A bunch of fruit in a bowl may not be that exciting to look at, that is unless you’re looking at them from Nancy Colleary’s point of view. Through her still life paintings, the she explores shadows, colors and light to make the most ordinary objects appear beautiful. 

 

From her in-home studio, she continues to hold classes and work on her own projects, which includes paintings that are on display at Walk Street in Garden City and Chef’s Corner in Mineola.

Former Nassau County Comptroller Howard Weitzman is set for a new job, as a financial consultant to the Town of North Hempstead. Weitzman, who served as Nassau County comptroller for two terms from 2001 to 2008, told the Anton Newspapers that he will concentrate on preparing the town’s 2015 budget.

 

Weitzman’s contract will then be retroactive to Aug. 26 after its town boad approval. The draft of the budget is due by Sept. 28.


Sports

Although the expectations for the 2014 Mineola Mustangs boy’s varsity soccer season may be somewhat measured, the team enters the season with the goal of a berth in the Nassau County playoffs. The team is young and inexperienced but there is light at the end of the tunnel.

 

There is considerable talent on the horizon. There are only four starting seniors and five sophomores on the roster. Four year starting senior forward Daniel Pardo returns (19 goals in three seasons) as does senior standout goalkeeper Andrew Pereira.

Mineola resident Michael Patalano of Andrews Road was named one two captains on the Kellenberg Memorial High School varsity football team recently.  He played for the Mineola Chiefs for five years, which prepared him for football at the next level.  He has three younger sisters. Two of them play sports for the Mineola Mustangs. 



Calendar

Village Meeting - September 10

Mustangs Face Rams - September 11

Homecoming - September 12


Columns

1959: The Year The Music Stopped Playing
Written by Michael A. Miller, mmillercolumn@gmail.com
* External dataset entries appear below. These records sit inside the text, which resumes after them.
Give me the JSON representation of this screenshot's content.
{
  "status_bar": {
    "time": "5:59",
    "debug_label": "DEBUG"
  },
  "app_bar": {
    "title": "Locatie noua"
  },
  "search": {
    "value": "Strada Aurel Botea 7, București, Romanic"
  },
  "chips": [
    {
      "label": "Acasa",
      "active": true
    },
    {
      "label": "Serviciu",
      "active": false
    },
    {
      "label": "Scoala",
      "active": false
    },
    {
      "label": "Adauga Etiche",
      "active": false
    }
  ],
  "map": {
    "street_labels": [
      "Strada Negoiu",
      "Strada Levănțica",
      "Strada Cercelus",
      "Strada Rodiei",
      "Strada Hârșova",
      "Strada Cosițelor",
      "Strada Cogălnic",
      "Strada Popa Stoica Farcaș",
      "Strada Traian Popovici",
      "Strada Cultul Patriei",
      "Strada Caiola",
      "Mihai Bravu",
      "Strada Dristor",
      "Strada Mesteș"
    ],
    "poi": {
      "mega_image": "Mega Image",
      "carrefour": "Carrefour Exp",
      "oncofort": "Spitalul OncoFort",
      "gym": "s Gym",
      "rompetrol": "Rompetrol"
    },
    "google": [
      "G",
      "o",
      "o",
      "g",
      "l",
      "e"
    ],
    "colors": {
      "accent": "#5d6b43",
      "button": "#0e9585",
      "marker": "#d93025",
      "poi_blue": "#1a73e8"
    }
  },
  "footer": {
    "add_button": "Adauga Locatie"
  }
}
The Eccentric Heiress Of ‘Empty Mansions’
Written by Mike Barry, MFBarry@optonline.net

Yellow Margarine And A Pitch For The Ages
Written by Michael A. Miller, mmillercolumn@gmail.com